This mixed methods study is comprised of two main phases. In the first phase, we interviewed 12 informants who participated in the FFE of 6 distinctive online service innovations. The data were analysed through a services-dominant (S-D) logic analytical lens. The case findings together with the extant literature were used to develop a formative second-order construct of openness competence, and to form a series of hypotheses concerning an “open service innovation” (OSI) model. In the second phase, a total of 122 valid survey responses were collected and analysed using a partial least square structural equation modelling (PLS-SEM) technique with the aim of validating the proposed OSI model.

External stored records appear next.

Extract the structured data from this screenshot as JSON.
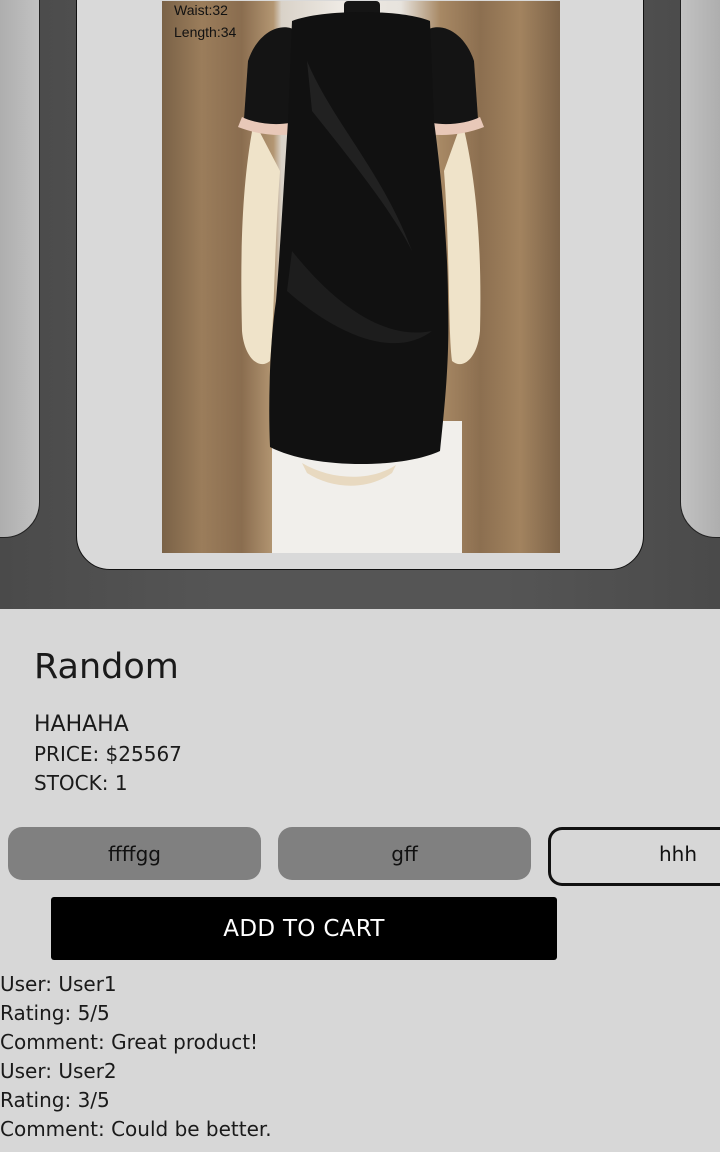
{
  "image": {
    "caption_lines": [
      "Waist:32",
      "Length:34"
    ]
  },
  "product": {
    "title": "Random",
    "description": "HAHAHA",
    "price": "PRICE: $25567",
    "stock": "STOCK: 1"
  },
  "options": [
    {
      "label": "ffffgg",
      "selected": false
    },
    {
      "label": "gff",
      "selected": false
    },
    {
      "label": "hhh",
      "selected": true
    }
  ],
  "add_to_cart_label": "ADD TO CART",
  "reviews": [
    {
      "user": "User: User1",
      "rating": "Rating: 5/5",
      "comment": "Comment: Great product!"
    },
    {
      "user": "User: User2",
      "rating": "Rating: 3/5",
      "comment": "Comment: Could be better."
    }
  ]
}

The key findings of this study include the four dimensions of openness competence within the FFE, namely: searching capability, coordination capability, collective mind and absorptive capacity. A FFE team’s IT capability was identified as an antecedent of openness competence. Further, we found that openness competence is positively associated with the amount of market and technical uncertainty being reduced during the FFE. Contrary to our expectations, the impact of openness competence on service innovation success is direct, rather than being mediated by the degree of uncertainty reduction. These findings offer several implications for research on open innovation and on the FFE. Additionally, by identifying the key dimensions of openness competence, the current study provides guidance to front-end managers as well as presenting new areas for future research.
- Business School, The University of Hull
- Vidgen, Richard; Papadopoulos, Thanos
- Sponsor (Organisation)
- Thailand. Krasūang Witthayāsāt læ Thēknōlōyī; Sathāban Thēknōlōyī Phra Čhō̜mklao. Witthaya Khēt Čhaokhun Thahan Lātkrabang
- Qualification level
- Qualification name
- 3 MB